    or
  • You are the J-2 dependent of an Exchange Visitor who is subject to the requirement.
  • If you have ever been subject to the requirement in the past, and have neither obtained a waiver nor fulfilled it by spending two years in your country, it still holds - even if a more current Form DS-2019 reflects no basis for such a requirement.

Preliminary Endorsements

The visa stamp in your passport, or your Form DS-2019, or both, may show an indication, by a consular officer or an the Citizenship and Immigration Services (CIS) inspector, that you are or are not subject to the requirement. These indications, labeled "preliminary endorsement" on Form DS-2019, are usually accurate but are not legally binding. Even though these endorsements are not final, CIS usually accepts indications that the Exchange Visitor is subject.

If you are unsure whether or not you are subject, consult the Wright State University UCIE staff or your J-1 Responsible Officer. Be sure to take your passport, all of the pink copies that you have of Forms Form DS-2019, your I-94 Departure Record card, and copies of prior I-94 cards if they are available. The UCIE staff or your Responsible Officer can often tell from the source of funding, or the Exchange Visitor Skills List, whether the requirement applies or not.

If you are still uncertain, you can write to the United States Department of State, which is responsible for the administration of the Exchange Visitor program and the two-year requirement. Address your letter to:

U.S. Department of State
Office of Exchange Coordination and Designation
Waiver Review Branch
301 Fourth Street, S.W.
Washington, D.C. 20547.

Enclose photocopies of all of your forms IAP-66 and/or Ds-2019 and, in a cover letter, explain why you are uncertain whether you are subject or not, and ask for Department of State's advisory opinion.

You may also review the Department of State Web site at: http://travel.state.gov/visa/temp/info/info_1296.html
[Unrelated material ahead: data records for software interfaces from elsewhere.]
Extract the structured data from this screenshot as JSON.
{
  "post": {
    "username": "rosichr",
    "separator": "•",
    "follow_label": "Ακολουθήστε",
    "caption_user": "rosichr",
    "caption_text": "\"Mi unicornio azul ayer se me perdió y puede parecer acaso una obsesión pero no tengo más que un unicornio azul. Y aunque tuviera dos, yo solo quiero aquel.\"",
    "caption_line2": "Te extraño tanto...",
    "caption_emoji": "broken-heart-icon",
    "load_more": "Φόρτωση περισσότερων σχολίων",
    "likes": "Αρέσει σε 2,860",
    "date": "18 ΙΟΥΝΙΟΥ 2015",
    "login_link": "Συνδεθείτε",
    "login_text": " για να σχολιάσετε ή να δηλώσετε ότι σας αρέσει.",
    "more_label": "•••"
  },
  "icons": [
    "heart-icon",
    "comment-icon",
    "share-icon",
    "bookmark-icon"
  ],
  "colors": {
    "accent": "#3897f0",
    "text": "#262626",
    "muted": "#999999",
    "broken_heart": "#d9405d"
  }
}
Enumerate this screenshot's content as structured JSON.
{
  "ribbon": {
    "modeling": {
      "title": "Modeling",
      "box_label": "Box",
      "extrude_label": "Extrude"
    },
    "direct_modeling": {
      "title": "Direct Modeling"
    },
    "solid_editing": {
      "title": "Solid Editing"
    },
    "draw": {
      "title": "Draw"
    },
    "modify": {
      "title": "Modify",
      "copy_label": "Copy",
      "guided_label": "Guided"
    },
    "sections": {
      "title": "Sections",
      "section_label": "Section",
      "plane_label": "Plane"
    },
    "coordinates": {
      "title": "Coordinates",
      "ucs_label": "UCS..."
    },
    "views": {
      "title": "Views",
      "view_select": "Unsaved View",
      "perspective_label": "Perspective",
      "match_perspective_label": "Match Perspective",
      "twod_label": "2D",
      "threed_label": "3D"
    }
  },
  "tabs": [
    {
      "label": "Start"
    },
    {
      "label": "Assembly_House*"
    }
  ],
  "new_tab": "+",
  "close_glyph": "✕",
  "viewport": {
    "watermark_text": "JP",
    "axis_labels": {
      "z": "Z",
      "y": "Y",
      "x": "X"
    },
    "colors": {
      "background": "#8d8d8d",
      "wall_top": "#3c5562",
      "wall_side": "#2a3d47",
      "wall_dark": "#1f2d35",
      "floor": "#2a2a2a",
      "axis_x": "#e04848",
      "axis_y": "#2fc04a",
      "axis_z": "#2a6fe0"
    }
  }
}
Waivers of the Requirement

There are four grounds for waiver of the requirement:

  • Exceptional hardship to your spouse or unmarried minor child who is a citizen or permanent resident of the United States. If, for example, you had a child who was born in the United States and was therefore a citizen of this country, and if the child had a serious medical condition that could not be treated in your country, you might obtain a waiver because the child would suffer a hardship by going there with you to live. You would apply to INS on Form I-612, "Application for Waiver of the Foreign Residence Requirement of Section 212(e) of the Immigration and Nationality Act, as Amended" ( Form is commonly referred to as Form I-612).
  • Fear of persecution. If you can demonstrate that, because of your race, religion, political opinions, or nationality, you would face persecution by your home government if you went back to your country, you might qualify for a waiver. You would apply to CIS on Form I-612.
  • Interest of a United States government agency. If your participation in research or a project sponsored by a United States government agency is of sufficient importance to that agency, it can apply to Department of State for a waiver for you - in its interest, not yours.
  • A "no-objection" statement (not permitted for medical trainees). Your country's embassy in Washington can indicate in a direct letter to Department of State that it has no objection to your receiving a waiver, or the foreign ministry in your capital at home can write to the United States embassy there. A "no-objection" statement will usually not lead to a waiver if the Exchange Visitor has received more than $2,000 in funding from the United States government.

A Word of Caution

This information is intended only to help you understand the nature of the requirement, not to serve as a legal reference. Consult the Wright State University UCIE staff or your J-1 Responsible Officer if you are unsure whether or not you are subject.

If you need more information please refer to the Exchange Visitor Program Information at U.S. Department of State website: http://exchanges.state.gov/jexchanges/index.html